Task description: The answer must be every line from the entries below that contains "correct".

(Items from a dataset)
·····
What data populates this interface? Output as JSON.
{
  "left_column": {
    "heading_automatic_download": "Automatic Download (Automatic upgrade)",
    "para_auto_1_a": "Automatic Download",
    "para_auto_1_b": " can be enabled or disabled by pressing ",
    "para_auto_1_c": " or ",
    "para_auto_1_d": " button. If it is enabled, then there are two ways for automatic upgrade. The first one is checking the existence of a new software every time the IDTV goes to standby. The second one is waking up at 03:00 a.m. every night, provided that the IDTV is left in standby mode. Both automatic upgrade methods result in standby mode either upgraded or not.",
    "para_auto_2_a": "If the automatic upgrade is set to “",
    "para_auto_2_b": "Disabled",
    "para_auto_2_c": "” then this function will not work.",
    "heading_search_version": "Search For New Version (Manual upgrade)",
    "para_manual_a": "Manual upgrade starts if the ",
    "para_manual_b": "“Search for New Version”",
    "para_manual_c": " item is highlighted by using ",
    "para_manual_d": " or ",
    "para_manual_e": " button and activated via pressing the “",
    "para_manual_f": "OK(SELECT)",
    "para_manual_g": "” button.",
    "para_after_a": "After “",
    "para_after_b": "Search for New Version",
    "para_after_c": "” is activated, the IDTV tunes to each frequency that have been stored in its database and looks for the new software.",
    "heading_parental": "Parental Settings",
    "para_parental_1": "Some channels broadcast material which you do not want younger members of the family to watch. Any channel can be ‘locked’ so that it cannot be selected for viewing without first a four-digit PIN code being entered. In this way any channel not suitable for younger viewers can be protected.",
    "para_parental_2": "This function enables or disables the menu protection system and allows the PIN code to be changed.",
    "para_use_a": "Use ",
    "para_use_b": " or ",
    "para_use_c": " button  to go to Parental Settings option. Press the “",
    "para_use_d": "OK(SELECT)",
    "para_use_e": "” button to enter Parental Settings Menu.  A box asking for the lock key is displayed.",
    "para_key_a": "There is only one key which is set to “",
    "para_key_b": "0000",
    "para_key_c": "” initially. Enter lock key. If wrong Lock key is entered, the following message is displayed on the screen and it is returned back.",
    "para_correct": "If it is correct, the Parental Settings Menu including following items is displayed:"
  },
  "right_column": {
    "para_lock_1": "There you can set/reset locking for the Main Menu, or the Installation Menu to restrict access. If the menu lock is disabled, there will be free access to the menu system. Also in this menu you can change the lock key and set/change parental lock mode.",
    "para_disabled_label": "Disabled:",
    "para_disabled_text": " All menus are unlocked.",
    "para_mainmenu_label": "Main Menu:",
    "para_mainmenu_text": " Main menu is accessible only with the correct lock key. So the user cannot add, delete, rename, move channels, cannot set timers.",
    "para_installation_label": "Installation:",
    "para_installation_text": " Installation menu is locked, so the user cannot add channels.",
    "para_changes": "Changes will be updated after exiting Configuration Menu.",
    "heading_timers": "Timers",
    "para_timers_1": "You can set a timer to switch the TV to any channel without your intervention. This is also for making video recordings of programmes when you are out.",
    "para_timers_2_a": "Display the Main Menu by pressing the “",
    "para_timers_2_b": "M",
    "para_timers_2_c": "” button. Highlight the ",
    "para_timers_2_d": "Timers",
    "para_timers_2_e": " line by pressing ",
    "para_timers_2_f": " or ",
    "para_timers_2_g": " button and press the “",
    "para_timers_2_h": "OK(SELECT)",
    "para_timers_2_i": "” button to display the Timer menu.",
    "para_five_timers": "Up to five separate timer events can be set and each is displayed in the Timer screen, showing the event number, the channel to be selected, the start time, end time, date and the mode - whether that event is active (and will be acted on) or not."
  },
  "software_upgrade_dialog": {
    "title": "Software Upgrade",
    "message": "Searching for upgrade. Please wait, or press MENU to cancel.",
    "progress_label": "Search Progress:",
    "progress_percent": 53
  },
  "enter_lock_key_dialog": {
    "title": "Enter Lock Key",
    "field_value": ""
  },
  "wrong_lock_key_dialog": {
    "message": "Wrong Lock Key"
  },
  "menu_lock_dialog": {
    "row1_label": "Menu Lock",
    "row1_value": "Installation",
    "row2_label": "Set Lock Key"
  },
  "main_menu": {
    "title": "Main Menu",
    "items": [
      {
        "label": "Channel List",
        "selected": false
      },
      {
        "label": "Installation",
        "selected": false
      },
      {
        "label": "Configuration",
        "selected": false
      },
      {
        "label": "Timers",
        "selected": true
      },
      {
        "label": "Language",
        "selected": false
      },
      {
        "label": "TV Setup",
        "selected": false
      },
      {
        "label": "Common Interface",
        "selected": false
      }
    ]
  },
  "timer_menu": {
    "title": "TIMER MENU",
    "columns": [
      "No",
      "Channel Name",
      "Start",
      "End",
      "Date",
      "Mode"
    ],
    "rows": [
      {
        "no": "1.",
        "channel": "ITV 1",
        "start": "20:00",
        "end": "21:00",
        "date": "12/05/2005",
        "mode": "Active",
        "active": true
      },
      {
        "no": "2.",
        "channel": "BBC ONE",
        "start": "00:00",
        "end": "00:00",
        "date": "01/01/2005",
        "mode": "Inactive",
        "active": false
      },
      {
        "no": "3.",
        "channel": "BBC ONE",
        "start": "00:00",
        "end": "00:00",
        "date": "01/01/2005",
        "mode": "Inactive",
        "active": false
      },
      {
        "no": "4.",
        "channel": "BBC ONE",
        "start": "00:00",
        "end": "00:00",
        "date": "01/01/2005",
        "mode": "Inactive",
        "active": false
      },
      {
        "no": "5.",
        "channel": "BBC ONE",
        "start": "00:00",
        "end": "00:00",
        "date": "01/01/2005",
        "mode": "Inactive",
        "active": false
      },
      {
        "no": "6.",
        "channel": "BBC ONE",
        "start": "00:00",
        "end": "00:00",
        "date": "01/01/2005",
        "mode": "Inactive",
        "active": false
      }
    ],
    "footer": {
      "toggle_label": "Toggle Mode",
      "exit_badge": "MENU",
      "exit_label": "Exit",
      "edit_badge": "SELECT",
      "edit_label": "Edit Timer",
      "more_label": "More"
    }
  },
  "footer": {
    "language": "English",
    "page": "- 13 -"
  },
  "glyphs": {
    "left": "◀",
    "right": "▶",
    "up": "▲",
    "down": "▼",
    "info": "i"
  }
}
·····
Answer to this task:
    "para_correct": "If it is correct, the Parental Settings Menu including following items is displayed:"
    "para_mainmenu_text": " Main menu is accessible only with the correct lock key. So the user cannot add, delete, rename, move channels, cannot set timers.",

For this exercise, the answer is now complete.